Interface dataset entries
◆ ◆ ◆ ◆ ◆

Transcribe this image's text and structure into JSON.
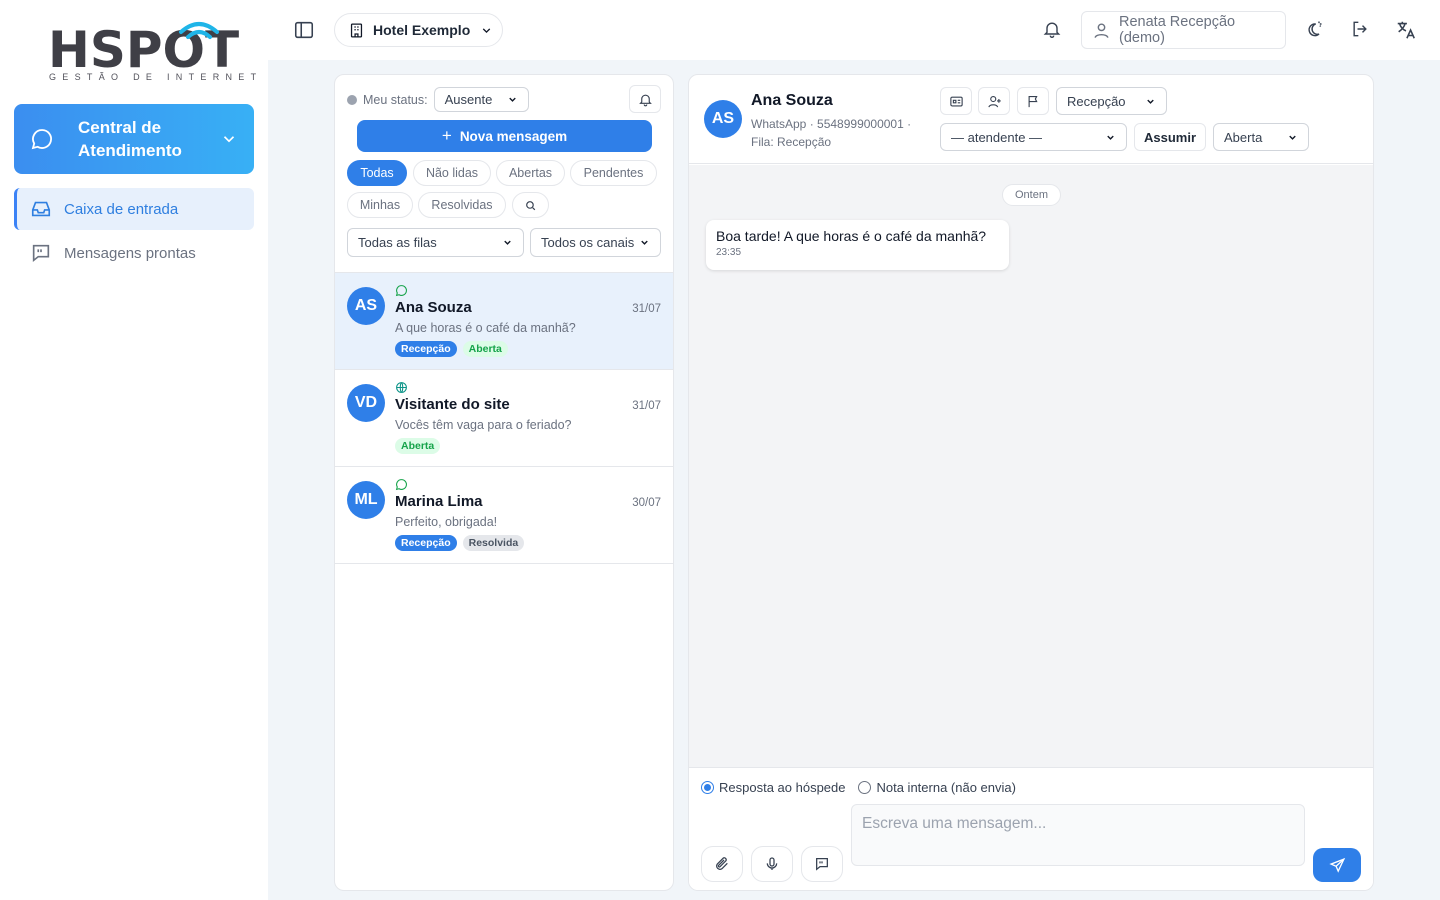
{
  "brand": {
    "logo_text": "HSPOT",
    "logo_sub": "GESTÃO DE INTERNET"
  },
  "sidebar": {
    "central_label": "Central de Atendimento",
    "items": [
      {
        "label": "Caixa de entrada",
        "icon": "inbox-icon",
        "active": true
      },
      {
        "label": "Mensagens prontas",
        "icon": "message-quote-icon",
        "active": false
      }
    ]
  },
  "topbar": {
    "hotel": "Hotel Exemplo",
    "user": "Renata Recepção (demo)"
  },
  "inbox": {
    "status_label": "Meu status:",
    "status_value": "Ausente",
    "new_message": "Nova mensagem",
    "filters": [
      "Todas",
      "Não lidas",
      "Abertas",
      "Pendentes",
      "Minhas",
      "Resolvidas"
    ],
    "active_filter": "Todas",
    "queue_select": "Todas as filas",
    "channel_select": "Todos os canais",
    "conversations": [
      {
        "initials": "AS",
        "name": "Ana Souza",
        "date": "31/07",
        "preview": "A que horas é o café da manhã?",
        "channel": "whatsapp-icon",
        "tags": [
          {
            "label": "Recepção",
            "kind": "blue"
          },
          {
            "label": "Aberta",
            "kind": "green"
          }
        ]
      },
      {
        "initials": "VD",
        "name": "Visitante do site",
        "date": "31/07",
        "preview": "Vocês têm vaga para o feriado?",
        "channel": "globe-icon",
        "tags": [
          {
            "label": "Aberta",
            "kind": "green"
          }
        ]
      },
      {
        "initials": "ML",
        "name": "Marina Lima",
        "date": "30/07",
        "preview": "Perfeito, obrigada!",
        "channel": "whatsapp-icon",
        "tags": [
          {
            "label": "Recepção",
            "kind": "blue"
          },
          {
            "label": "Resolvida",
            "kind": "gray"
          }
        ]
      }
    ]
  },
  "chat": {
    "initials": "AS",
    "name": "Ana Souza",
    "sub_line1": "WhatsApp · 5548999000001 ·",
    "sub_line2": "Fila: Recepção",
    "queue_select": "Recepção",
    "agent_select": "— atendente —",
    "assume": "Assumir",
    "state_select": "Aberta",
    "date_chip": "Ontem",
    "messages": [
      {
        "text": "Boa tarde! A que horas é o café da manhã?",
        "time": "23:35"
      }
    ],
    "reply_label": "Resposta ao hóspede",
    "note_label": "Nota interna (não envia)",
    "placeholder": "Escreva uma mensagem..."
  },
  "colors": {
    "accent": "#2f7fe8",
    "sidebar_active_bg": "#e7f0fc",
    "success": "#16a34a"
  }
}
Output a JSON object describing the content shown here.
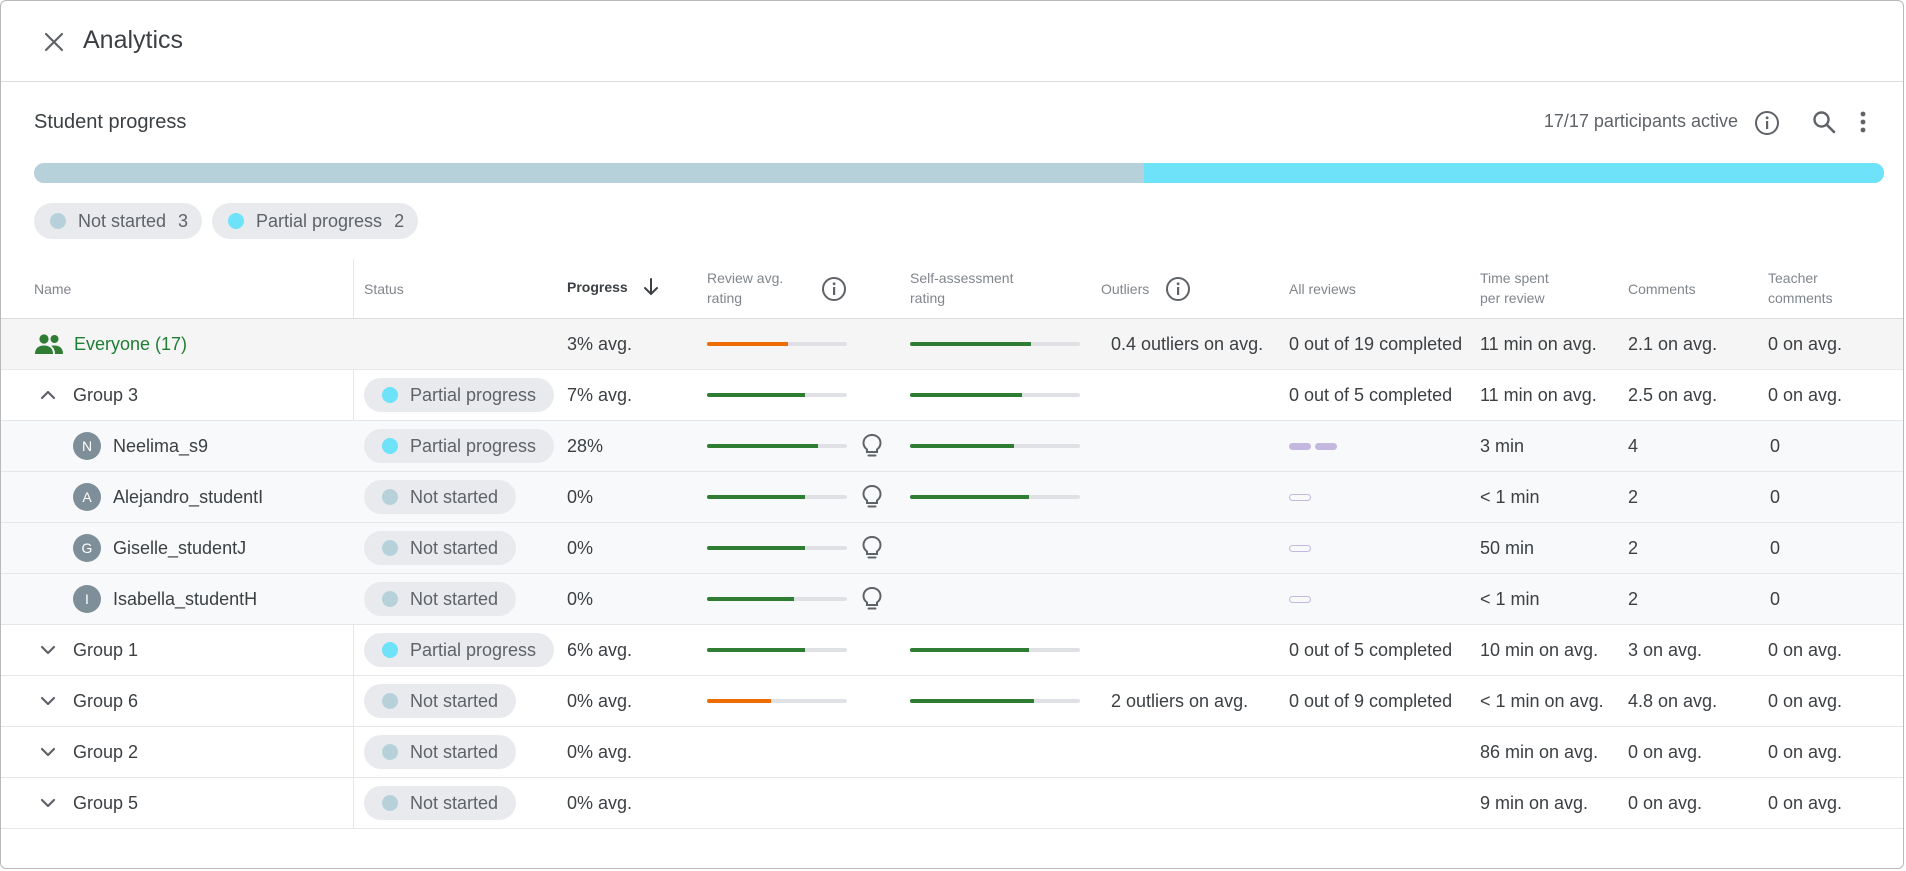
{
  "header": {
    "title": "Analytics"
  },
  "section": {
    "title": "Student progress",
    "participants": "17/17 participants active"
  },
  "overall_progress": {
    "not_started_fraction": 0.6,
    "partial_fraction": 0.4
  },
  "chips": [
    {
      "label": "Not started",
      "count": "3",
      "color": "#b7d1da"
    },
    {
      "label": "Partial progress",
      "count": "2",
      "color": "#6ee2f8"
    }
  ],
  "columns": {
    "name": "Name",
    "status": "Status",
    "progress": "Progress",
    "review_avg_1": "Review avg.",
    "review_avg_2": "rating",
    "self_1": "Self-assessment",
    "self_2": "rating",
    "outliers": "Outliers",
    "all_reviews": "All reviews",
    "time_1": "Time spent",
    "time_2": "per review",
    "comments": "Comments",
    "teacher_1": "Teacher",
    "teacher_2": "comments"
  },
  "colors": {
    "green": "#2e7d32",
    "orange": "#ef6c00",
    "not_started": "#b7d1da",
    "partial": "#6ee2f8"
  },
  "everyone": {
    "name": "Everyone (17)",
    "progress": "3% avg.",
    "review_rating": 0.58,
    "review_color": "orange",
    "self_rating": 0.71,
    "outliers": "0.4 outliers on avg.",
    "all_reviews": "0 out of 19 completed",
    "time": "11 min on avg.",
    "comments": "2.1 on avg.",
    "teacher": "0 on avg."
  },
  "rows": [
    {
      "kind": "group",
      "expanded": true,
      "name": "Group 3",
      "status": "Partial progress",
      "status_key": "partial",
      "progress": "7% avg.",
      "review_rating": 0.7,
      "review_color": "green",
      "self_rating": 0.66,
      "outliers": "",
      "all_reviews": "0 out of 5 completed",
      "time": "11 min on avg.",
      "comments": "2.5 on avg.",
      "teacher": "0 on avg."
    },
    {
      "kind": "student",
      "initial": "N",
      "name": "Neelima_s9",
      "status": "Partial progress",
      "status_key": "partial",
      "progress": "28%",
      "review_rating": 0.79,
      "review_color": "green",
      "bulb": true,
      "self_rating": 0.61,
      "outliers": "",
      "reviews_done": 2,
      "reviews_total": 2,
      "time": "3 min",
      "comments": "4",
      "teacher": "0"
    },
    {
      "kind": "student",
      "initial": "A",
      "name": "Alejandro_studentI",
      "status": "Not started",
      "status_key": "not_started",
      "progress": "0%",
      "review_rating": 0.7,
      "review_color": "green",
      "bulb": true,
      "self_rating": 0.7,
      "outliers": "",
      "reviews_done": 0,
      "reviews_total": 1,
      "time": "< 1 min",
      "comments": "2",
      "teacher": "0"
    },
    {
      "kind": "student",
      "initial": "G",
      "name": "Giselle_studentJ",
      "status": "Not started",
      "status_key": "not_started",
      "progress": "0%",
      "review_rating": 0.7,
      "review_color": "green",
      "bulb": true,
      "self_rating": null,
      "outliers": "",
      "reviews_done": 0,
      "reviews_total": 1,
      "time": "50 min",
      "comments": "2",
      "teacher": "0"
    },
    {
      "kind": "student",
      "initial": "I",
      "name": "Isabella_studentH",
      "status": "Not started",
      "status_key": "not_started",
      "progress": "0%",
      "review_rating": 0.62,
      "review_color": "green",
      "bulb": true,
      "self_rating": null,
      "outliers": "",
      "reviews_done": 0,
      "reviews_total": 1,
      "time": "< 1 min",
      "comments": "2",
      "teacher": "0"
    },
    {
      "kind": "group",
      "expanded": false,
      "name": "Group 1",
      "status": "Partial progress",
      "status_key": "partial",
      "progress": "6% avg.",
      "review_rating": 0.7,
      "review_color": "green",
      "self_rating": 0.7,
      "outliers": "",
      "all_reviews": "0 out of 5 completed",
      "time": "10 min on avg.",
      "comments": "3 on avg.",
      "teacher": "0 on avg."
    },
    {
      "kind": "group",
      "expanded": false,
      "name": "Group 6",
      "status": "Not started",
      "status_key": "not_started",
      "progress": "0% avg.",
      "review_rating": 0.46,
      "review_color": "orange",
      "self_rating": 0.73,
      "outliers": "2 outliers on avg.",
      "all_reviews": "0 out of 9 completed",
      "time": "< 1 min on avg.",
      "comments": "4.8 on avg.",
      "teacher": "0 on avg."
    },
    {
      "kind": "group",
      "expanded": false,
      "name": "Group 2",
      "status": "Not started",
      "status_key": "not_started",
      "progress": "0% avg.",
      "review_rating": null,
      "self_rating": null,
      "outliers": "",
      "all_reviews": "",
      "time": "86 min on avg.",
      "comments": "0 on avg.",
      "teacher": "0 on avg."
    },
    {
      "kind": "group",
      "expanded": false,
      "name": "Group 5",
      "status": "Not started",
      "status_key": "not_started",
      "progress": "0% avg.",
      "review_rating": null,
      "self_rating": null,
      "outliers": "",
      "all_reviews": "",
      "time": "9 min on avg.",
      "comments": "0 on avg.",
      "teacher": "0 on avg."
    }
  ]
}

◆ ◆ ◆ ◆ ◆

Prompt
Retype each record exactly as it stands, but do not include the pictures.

Answer for this exercise
Transcribe this image's text and structure into JSON.
{
  "brand": {
    "logo_text": "HSPOT",
    "logo_sub": "GESTÃO DE INTERNET"
  },
  "sidebar": {
    "central_label": "Central de Atendimento",
    "items": [
      {
        "label": "Caixa de entrada",
        "icon": "inbox-icon",
        "active": true
      },
      {
        "label": "Mensagens prontas",
        "icon": "message-quote-icon",
        "active": false
      }
    ]
  },
  "topbar": {
    "hotel": "Hotel Exemplo",
    "user": "Renata Recepção (demo)"
  },
  "inbox": {
    "status_label": "Meu status:",
    "status_value": "Ausente",
    "new_message": "Nova mensagem",
    "filters": [
      "Todas",
      "Não lidas",
      "Abertas",
      "Pendentes",
      "Minhas",
      "Resolvidas"
    ],
    "active_filter": "Todas",
    "queue_select": "Todas as filas",
    "channel_select": "Todos os canais",
    "conversations": [
      {
        "initials": "AS",
        "name": "Ana Souza",
        "date": "31/07",
        "preview": "A que horas é o café da manhã?",
        "channel": "whatsapp-icon",
        "tags": [
          {
            "label": "Recepção",
            "kind": "blue"
          },
          {
            "label": "Aberta",
            "kind": "green"
          }
        ]
      },
      {
        "initials": "VD",
        "name": "Visitante do site",
        "date": "31/07",
        "preview": "Vocês têm vaga para o feriado?",
        "channel": "globe-icon",
        "tags": [
          {
            "label": "Aberta",
            "kind": "green"
          }
        ]
      },
      {
        "initials": "ML",
        "name": "Marina Lima",
        "date": "30/07",
        "preview": "Perfeito, obrigada!",
        "channel": "whatsapp-icon",
        "tags": [
          {
            "label": "Recepção",
            "kind": "blue"
          },
          {
            "label": "Resolvida",
            "kind": "gray"
          }
        ]
      }
    ]
  },
  "chat": {
    "initials": "AS",
    "name": "Ana Souza",
    "sub_line1": "WhatsApp · 5548999000001 ·",
    "sub_line2": "Fila: Recepção",
    "queue_select": "Recepção",
    "agent_select": "— atendente —",
    "assume": "Assumir",
    "state_select": "Aberta",
    "date_chip": "Ontem",
    "messages": [
      {
        "text": "Boa tarde! A que horas é o café da manhã?",
        "time": "23:35"
      }
    ],
    "reply_label": "Resposta ao hóspede",
    "note_label": "Nota interna (não envia)",
    "placeholder": "Escreva uma mensagem..."
  },
  "colors": {
    "accent": "#2f7fe8",
    "sidebar_active_bg": "#e7f0fc",
    "success": "#16a34a"
  }
}
Output a JSON object describing the content shown here.
{
  "header": {
    "title": "Analytics"
  },
  "section": {
    "title": "Student progress",
    "participants": "17/17 participants active"
  },
  "overall_progress": {
    "not_started_fraction": 0.6,
    "partial_fraction": 0.4
  },
  "chips": [
    {
      "label": "Not started",
      "count": "3",
      "color": "#b7d1da"
    },
    {
      "label": "Partial progress",
      "count": "2",
      "color": "#6ee2f8"
    }
  ],
  "columns": {
    "name": "Name",
    "status": "Status",
    "progress": "Progress",
    "review_avg_1": "Review avg.",
    "review_avg_2": "rating",
    "self_1": "Self-assessment",
    "self_2": "rating",
    "outliers": "Outliers",
    "all_reviews": "All reviews",
    "time_1": "Time spent",
    "time_2": "per review",
    "comments": "Comments",
    "teacher_1": "Teacher",
    "teacher_2": "comments"
  },
  "colors": {
    "green": "#2e7d32",
    "orange": "#ef6c00",
    "not_started": "#b7d1da",
    "partial": "#6ee2f8"
  },
  "everyone": {
    "name": "Everyone (17)",
    "progress": "3% avg.",
    "review_rating": 0.58,
    "review_color": "orange",
    "self_rating": 0.71,
    "outliers": "0.4 outliers on avg.",
    "all_reviews": "0 out of 19 completed",
    "time": "11 min on avg.",
    "comments": "2.1 on avg.",
    "teacher": "0 on avg."
  },
  "rows": [
    {
      "kind": "group",
      "expanded": true,
      "name": "Group 3",
      "status": "Partial progress",
      "status_key": "partial",
      "progress": "7% avg.",
      "review_rating": 0.7,
      "review_color": "green",
      "self_rating": 0.66,
      "outliers": "",
      "all_reviews": "0 out of 5 completed",
      "time": "11 min on avg.",
      "comments": "2.5 on avg.",
      "teacher": "0 on avg."
    },
    {
      "kind": "student",
      "initial": "N",
      "name": "Neelima_s9",
      "status": "Partial progress",
      "status_key": "partial",
      "progress": "28%",
      "review_rating": 0.79,
      "review_color": "green",
      "bulb": true,
      "self_rating": 0.61,
      "outliers": "",
      "reviews_done": 2,
      "reviews_total": 2,
      "time": "3 min",
      "comments": "4",
      "teacher": "0"
    },
    {
      "kind": "student",
      "initial": "A",
      "name": "Alejandro_studentI",
      "status": "Not started",
      "status_key": "not_started",
      "progress": "0%",
      "review_rating": 0.7,
      "review_color": "green",
      "bulb": true,
      "self_rating": 0.7,
      "outliers": "",
      "reviews_done": 0,
      "reviews_total": 1,
      "time": "< 1 min",
      "comments": "2",
      "teacher": "0"
    },
    {
      "kind": "student",
      "initial": "G",
      "name": "Giselle_studentJ",
      "status": "Not started",
      "status_key": "not_started",
      "progress": "0%",
      "review_rating": 0.7,
      "review_color": "green",
      "bulb": true,
      "self_rating": null,
      "outliers": "",
      "reviews_done": 0,
      "reviews_total": 1,
      "time": "50 min",
      "comments": "2",
      "teacher": "0"
    },
    {
      "kind": "student",
      "initial": "I",
      "name": "Isabella_studentH",
      "status": "Not started",
      "status_key": "not_started",
      "progress": "0%",
      "review_rating": 0.62,
      "review_color": "green",
      "bulb": true,
      "self_rating": null,
      "outliers": "",
      "reviews_done": 0,
      "reviews_total": 1,
      "time": "< 1 min",
      "comments": "2",
      "teacher": "0"
    },
    {
      "kind": "group",
      "expanded": false,
      "name": "Group 1",
      "status": "Partial progress",
      "status_key": "partial",
      "progress": "6% avg.",
      "review_rating": 0.7,
      "review_color": "green",
      "self_rating": 0.7,
      "outliers": "",
      "all_reviews": "0 out of 5 completed",
      "time": "10 min on avg.",
      "comments": "3 on avg.",
      "teacher": "0 on avg."
    },
    {
      "kind": "group",
      "expanded": false,
      "name": "Group 6",
      "status": "Not started",
      "status_key": "not_started",
      "progress": "0% avg.",
      "review_rating": 0.46,
      "review_color": "orange",
      "self_rating": 0.73,
      "outliers": "2 outliers on avg.",
      "all_reviews": "0 out of 9 completed",
      "time": "< 1 min on avg.",
      "comments": "4.8 on avg.",
      "teacher": "0 on avg."
    },
    {
      "kind": "group",
      "expanded": false,
      "name": "Group 2",
      "status": "Not started",
      "status_key": "not_started",
      "progress": "0% avg.",
      "review_rating": null,
      "self_rating": null,
      "outliers": "",
      "all_reviews": "",
      "time": "86 min on avg.",
      "comments": "0 on avg.",
      "teacher": "0 on avg."
    },
    {
      "kind": "group",
      "expanded": false,
      "name": "Group 5",
      "status": "Not started",
      "status_key": "not_started",
      "progress": "0% avg.",
      "review_rating": null,
      "self_rating": null,
      "outliers": "",
      "all_reviews": "",
      "time": "9 min on avg.",
      "comments": "0 on avg.",
      "teacher": "0 on avg."
    }
  ]
}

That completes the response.